When purchasing clothing, it is important to read and follow the listed care instructions on the garment to decide if you are willing to care for it the way it needs to be cared for. The Federal Trade Commission attaches these labels so consumers know how to clean their fabrics without damaging them, so when it states to “dry clean only” it is imperative that you do not wash it at home.
How often should I dry clean my garments?
To answer the common question, “what should and shouldn’t be dry cleaned and how often?” we’ll give you one universal answer: anything can be dry cleaned in moderation. When it comes to dry cleaning your garments, the chemicals and high-drying temperatures can slowly decrease the lifespan of the clothes, so although it may be easier to drop your clothes off at the dry cleaner rather than wash the clothes at home, be aware that if it is done too often it could ruin the fabric.

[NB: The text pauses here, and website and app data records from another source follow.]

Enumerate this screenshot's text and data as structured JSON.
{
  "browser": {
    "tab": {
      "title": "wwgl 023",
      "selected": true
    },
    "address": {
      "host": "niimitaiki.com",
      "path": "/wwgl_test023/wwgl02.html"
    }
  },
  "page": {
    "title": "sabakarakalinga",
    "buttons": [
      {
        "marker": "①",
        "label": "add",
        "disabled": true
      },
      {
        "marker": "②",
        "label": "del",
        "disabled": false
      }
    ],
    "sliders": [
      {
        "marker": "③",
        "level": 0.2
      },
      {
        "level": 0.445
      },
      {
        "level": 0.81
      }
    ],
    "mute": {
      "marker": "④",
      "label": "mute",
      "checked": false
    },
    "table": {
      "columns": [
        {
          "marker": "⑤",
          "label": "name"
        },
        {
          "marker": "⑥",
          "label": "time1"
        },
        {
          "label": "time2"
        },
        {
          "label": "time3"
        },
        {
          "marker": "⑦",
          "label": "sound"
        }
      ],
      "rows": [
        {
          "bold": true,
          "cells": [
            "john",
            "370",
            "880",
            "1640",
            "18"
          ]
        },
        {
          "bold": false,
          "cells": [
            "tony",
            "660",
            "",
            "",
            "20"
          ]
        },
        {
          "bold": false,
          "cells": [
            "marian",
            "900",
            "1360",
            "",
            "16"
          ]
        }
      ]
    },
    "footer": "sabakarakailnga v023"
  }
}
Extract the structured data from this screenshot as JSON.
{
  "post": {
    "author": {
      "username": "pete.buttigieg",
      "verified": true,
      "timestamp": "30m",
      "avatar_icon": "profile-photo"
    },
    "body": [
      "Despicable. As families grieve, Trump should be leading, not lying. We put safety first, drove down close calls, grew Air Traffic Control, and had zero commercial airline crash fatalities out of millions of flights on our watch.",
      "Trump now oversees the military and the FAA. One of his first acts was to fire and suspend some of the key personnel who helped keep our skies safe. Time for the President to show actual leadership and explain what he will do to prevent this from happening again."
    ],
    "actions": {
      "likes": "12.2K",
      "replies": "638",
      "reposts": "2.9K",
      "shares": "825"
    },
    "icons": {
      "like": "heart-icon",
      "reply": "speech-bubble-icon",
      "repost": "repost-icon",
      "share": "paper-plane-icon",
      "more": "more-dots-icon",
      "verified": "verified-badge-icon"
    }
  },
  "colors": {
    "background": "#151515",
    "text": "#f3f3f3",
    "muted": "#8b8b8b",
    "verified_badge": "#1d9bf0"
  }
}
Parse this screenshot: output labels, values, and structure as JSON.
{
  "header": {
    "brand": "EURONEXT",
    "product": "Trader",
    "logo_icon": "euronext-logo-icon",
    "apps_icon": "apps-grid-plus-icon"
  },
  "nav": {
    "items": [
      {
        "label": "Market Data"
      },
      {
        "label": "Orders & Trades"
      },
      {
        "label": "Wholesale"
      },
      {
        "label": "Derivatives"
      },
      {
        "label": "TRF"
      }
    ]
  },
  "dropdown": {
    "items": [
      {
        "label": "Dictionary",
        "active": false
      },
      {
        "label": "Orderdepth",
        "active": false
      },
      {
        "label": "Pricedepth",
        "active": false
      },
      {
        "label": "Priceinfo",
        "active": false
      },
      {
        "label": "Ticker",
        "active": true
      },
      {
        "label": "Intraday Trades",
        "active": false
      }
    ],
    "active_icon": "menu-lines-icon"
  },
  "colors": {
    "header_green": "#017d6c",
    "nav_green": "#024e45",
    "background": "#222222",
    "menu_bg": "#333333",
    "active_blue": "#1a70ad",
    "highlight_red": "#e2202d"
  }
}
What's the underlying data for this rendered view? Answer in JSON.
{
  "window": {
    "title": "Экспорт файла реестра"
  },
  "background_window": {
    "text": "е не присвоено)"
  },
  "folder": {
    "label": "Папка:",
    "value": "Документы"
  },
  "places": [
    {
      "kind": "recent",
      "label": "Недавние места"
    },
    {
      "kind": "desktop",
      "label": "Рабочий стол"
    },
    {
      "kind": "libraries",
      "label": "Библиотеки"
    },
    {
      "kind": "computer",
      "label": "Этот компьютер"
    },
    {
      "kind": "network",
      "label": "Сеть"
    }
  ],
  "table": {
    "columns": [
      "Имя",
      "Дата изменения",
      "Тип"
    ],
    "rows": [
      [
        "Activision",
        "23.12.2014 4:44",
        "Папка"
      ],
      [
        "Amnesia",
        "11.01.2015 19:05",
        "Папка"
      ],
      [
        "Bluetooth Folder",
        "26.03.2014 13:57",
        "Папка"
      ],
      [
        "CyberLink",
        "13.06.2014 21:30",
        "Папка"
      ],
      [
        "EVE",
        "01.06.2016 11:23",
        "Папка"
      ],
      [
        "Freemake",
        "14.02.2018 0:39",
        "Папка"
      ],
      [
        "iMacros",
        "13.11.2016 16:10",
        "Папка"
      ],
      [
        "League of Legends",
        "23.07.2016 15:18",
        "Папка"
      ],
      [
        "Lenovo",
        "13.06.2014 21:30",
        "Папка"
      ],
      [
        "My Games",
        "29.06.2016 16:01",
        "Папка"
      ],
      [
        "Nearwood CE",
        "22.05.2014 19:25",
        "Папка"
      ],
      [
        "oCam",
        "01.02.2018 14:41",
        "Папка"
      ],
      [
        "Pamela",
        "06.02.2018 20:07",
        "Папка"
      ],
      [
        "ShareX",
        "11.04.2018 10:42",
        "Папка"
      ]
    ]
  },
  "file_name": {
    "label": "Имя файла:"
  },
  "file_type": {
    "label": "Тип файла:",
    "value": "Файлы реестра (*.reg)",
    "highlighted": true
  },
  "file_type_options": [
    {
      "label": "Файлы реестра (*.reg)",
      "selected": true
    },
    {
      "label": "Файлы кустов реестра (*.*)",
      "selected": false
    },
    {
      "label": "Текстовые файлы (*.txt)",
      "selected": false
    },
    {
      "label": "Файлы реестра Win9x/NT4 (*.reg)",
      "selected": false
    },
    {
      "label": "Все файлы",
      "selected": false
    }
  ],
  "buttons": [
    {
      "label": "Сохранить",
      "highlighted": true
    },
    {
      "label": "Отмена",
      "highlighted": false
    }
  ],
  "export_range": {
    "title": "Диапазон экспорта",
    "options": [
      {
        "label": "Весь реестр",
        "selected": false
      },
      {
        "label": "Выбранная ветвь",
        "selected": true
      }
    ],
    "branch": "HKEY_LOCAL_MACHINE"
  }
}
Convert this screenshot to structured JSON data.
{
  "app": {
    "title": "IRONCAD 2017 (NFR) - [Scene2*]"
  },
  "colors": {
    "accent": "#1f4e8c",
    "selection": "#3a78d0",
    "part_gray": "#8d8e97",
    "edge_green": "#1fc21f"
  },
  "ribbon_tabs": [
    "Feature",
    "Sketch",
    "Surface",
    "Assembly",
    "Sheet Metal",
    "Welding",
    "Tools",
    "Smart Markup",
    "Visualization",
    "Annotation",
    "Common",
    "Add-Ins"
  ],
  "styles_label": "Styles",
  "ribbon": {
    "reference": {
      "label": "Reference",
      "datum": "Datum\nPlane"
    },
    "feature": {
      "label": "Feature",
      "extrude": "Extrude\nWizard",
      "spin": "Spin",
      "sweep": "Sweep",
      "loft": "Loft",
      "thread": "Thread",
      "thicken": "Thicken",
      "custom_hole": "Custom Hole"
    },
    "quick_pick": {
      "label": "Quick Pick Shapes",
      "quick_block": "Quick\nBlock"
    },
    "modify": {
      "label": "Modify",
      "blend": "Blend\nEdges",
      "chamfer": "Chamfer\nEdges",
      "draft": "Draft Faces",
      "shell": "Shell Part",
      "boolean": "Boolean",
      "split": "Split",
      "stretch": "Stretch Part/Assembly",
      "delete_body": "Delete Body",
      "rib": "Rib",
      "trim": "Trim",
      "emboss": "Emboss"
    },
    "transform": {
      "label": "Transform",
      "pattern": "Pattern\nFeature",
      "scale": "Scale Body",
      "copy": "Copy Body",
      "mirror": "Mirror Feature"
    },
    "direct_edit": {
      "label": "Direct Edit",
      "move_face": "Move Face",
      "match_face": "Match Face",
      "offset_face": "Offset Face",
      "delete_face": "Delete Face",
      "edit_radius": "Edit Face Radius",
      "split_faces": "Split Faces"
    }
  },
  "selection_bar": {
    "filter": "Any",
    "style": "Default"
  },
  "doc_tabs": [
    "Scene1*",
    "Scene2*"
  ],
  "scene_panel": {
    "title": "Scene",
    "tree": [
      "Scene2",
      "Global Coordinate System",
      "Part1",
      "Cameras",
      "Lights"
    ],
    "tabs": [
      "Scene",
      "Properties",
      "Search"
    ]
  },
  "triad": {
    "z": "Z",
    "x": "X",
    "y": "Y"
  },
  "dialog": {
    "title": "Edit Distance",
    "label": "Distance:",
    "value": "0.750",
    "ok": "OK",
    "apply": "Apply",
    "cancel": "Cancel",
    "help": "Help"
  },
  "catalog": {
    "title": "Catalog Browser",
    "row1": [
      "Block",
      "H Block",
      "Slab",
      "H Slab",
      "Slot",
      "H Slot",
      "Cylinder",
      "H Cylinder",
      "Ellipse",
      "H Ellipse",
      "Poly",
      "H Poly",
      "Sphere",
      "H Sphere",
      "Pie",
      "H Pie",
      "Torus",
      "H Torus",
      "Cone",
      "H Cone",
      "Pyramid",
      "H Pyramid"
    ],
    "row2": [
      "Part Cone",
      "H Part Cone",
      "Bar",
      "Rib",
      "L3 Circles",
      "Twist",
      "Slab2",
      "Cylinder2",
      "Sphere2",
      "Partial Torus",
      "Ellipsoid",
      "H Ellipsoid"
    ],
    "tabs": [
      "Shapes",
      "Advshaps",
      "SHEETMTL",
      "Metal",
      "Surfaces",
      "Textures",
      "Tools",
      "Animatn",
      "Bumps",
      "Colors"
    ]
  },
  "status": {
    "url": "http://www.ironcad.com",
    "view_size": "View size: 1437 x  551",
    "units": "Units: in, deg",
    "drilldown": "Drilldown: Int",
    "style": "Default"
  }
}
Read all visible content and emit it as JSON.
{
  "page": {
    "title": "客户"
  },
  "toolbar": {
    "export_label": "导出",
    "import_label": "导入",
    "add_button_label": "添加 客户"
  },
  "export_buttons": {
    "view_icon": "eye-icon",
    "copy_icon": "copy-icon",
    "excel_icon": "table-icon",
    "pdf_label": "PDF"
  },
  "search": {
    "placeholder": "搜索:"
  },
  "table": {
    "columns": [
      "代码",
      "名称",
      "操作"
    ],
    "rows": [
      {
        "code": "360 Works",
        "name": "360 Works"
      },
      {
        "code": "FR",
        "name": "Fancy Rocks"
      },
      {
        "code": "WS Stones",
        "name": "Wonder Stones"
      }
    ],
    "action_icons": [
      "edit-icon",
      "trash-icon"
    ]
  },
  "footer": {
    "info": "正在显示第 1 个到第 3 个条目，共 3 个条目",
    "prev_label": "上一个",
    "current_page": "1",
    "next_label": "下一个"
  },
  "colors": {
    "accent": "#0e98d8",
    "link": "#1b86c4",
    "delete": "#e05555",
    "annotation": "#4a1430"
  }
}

Sticking to dry cleaning in Dallas once or twice every few months will be plenty often to keep your garments looking fresh and clean.
What garments should and shouldn’t be dry cleaned?
Unless the label on the garments suggests otherwise, fabrics such as silk, velvet, wool and taffeta must be dry cleaned. These delicate textiles can lose shape and structure if washed in a washing machine due to the harshness of the water and movement.
More common materials such as cotton, linen, acrylic, polyester and nylon can be washed at home, but be sure to read the label to make sure there are no other specific instructions on how to properly clean them.
What might happen if I wash a dry clean only garment at home?
Washing a dry clean only garment at home can be done, however, there are some risks involved if you choose to do this:
- The garment could significantly shrink, sometimes up to 2 or 3 sizes smaller.
- The garment could potentially lose its shape.
- The lining of the item, sometimes even the fabric itself, could tear if delicate enough.
- Colors could bleed and fade, especially when you’re dealing with silk. Silk is an incredibly delicate fabric so there isn’t much for the dye to hold on to.
- Machine washing can destroy embellishments such as beads, sequins or lace. Dry cleaning is a more gentle process that can protect those trimmings.
Unfortunately, not all care labels that are attached to garments are 100 percent accurate, and sometimes if a garment is poorly made it won’t hold up no matter how you wash it. If you are in doubt, take your clothing you your local dry cleaner in Dallas and they can recommend the best way to clean it.